Ahh… good old PMS. If it wasn’t bad enough already, it can also give you headaches on top of the cramps and bloating. Sheikh says that especially with migraines, hormones play a huge role in causing the pain, and when your body goes through PMS, there is a shift in estrogen that brings your body out of its normal balance. Many women know when they’ll get their period because they find themselves getting headaches a few days beforehand.
Sheikh says premenstrual headaches can be treated similarly to everyday migraines or headaches by taking over-the-counter headache relief medicine. But it’s important to make sure that it’s really your period that’s causing the headache, and not a bigger medical problem. She first suggests keeping a headache diary so you can verify the cause of your headaches. Once you’ve confirmed the problem and the pattern of your headaches, Sheikh suggests then taking Motrin a day or two a few days before you’re expecting your period. This is a preventative measure that could decrease the chances of a headache occurring.
6. You’re wearing the wrong glasses or contact prescription
An incorrect glasses or contact prescription can cause you squint so you can see more clearly. Squinting causes muscle tension around the eyes and forehead, and that can lead to a headache, Mauskop says. Whether you’re squinting to see a computer screen up close or a blackboard from the back of a classroom, an incorrect prescription puts unnecessary stress on your muscles, which causes pain.
Even if you’re not squinting at the computer screen, your eyes might be closer to the screen than they would be if you were wearing the proper prescription. So although laying on your back with your computer on your chest might be super comfy in bed, Mauskop says that small distance between the screen and your eyes is not comfortable for the muscles around your eyes and forehead. He suggests that you keep enough distance between your eyes and the computer screen to allow you to sit up straight with your computer on a desk.
If you find yourself squinting to see things up close or far away or bringing things so close to your face that you can smell them, it might be time to go to the eye doctor. Set up an appointment with your eye doctor to get an up-to-date prescription so you can relieve yourself of this headache trigger. Plus, it’s nice to be able to see things clearly!
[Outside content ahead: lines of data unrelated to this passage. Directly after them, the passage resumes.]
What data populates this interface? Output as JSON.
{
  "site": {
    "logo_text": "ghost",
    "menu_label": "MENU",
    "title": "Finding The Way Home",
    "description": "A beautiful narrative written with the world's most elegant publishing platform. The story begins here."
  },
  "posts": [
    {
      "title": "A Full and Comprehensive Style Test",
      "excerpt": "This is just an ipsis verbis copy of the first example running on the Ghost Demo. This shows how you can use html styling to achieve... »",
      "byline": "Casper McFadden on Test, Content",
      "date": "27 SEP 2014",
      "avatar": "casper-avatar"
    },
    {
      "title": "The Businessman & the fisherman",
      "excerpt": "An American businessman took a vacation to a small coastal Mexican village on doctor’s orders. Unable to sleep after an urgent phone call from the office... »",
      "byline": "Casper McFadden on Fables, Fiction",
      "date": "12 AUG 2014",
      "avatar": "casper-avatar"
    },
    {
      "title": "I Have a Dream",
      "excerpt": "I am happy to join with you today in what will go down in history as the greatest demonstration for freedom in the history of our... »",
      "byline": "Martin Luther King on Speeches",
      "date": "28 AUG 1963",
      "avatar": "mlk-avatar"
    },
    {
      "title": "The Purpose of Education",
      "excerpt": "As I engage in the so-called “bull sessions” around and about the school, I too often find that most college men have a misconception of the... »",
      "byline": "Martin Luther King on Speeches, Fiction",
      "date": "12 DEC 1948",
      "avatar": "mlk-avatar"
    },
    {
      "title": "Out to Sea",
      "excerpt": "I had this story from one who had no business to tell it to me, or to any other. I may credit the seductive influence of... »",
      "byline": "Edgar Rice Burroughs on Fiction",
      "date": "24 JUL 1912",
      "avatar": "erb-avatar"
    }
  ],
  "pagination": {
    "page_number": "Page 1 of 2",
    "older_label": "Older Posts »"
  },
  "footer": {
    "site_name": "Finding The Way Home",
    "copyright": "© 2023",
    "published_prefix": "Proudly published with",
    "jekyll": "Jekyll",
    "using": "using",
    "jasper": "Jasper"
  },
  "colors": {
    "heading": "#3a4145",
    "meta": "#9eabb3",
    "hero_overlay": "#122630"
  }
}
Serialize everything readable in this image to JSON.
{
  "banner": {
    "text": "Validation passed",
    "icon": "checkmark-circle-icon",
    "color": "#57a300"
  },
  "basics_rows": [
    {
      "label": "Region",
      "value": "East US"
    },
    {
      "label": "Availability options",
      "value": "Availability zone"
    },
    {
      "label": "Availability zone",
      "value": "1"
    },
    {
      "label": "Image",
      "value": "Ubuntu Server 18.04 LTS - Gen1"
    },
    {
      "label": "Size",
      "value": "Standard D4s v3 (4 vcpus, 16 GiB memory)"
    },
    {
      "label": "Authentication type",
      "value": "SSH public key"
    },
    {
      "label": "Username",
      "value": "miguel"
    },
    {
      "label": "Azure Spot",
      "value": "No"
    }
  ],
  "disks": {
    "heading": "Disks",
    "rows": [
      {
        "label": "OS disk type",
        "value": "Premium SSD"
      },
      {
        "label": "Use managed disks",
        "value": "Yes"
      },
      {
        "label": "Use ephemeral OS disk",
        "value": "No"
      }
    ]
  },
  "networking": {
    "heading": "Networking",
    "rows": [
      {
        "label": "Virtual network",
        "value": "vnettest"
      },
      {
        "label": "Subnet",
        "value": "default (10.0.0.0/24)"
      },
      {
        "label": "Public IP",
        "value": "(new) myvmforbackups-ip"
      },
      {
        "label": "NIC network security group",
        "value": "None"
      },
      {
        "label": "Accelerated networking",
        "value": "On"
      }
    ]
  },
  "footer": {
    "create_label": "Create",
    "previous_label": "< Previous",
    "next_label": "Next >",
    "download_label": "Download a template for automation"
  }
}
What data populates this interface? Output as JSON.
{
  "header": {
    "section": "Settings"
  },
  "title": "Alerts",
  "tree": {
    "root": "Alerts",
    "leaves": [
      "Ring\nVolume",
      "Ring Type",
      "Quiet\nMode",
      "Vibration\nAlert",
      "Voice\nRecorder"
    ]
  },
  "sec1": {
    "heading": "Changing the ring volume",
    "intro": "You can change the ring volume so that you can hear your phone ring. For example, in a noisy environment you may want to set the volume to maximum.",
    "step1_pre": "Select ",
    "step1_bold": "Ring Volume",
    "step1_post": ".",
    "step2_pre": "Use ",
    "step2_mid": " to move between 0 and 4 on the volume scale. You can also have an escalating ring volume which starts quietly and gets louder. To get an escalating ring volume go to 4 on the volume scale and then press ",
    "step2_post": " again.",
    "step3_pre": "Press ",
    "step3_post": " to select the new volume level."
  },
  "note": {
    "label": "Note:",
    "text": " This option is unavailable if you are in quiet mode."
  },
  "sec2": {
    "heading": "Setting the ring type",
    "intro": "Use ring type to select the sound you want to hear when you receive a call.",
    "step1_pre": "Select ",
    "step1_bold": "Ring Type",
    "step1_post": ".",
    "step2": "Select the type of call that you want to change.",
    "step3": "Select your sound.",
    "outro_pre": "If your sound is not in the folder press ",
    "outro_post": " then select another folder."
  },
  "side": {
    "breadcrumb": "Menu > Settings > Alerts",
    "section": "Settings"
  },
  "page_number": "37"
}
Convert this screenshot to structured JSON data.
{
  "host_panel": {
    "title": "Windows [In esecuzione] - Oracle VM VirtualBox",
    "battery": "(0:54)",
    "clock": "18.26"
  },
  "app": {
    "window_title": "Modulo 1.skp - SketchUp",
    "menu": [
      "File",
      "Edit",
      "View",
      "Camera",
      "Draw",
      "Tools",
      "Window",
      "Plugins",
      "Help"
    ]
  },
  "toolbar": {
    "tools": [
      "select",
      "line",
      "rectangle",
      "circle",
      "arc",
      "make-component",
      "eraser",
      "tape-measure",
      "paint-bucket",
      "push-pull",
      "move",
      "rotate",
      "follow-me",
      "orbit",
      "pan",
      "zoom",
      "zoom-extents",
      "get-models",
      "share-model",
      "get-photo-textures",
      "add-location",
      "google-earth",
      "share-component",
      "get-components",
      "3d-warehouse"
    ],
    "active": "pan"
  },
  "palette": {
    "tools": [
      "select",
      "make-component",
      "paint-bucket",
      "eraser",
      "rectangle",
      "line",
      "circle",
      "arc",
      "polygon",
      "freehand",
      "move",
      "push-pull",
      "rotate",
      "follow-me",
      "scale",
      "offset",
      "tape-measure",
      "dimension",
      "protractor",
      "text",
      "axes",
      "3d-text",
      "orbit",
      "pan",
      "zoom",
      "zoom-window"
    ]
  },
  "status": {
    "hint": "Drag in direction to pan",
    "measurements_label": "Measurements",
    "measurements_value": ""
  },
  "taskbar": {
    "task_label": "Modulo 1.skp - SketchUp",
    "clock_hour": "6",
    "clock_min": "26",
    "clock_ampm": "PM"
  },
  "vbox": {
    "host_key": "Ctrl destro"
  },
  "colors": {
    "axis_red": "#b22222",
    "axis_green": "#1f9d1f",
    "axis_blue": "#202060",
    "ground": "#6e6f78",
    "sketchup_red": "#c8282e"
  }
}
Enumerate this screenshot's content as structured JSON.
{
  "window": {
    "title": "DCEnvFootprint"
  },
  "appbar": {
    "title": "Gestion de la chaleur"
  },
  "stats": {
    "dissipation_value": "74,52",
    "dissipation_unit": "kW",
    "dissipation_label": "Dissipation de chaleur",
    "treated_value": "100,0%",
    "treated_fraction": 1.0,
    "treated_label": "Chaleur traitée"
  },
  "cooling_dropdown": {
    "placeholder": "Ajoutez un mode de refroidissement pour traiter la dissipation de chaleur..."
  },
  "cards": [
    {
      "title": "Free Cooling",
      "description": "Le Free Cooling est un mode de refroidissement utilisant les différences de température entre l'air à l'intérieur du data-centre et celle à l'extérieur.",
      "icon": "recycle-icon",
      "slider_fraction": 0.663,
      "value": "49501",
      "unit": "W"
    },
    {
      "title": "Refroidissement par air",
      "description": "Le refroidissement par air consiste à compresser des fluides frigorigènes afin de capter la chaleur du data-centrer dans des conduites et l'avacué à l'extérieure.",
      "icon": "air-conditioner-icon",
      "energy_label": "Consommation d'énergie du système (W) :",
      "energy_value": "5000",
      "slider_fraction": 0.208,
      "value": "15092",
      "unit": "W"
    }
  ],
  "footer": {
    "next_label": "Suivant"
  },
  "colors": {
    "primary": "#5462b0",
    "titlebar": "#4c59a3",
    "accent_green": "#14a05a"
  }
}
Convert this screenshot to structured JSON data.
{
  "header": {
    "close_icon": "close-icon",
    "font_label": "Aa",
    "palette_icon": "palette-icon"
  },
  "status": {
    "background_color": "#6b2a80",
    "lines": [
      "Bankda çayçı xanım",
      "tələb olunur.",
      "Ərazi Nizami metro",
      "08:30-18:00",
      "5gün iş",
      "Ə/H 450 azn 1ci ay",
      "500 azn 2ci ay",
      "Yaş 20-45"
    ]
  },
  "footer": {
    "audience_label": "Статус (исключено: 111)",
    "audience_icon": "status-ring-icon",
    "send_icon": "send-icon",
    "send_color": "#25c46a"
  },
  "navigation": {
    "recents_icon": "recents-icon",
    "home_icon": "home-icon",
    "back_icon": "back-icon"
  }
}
7. You have a sinus infection
Although sinus pressure might not always be a trigger for headaches, it can be more harmful for people who are prone to migraines.
“For people who get migraines, it’s like a straw on the camel’s back,” Sheikh says. “Everyone has the ability to get a headache, but people who get migraines have more straws on the camel’s back, and any little thing that’s off can make them more prone to get headaches.”
Mauskop says that sinus infections aren’t an extremely common cause of headaches, but they can cause sinus headaches. When this occurs, a sinus infection fills up your sinus cavities with fluid and pressure, making you feel stuffy and congested. You can identify a sinus infection by the thick, green discharge that will come from your nose.
If you have a headache because of a sinus infection, you need to know if it’s viral or bacterial, because the two are treated differently. A doctor or your campus health center can be helpful in determining this. “Most infections and colds are viruses, and that can’t be solved from antibiotics,” Dr. Mauskop says. Instead, you can irrigate your sinuses, take a decongestant or apply heat to your sinuses with a warm compress, and, as always, drink lots of fluids. If the sinus infection is bacterial, then antibiotics can help the situation.
Even if none of these triggers seem to apply to you, you might still find yourself prone to headaches and migraines—and that’s normal. Sheikh says that even with preventive measures, approximately one in five women will experience migraines.
“There are medications you can take, either when you have a headache or when you want to prevent them from even coming,” she says. These over-the-counter medicines include Advil, Tylenol, Motrin or Excedrin. “But in those cases when you feel like you’re not able to control them on your own, it’s important to speak to your doctor.”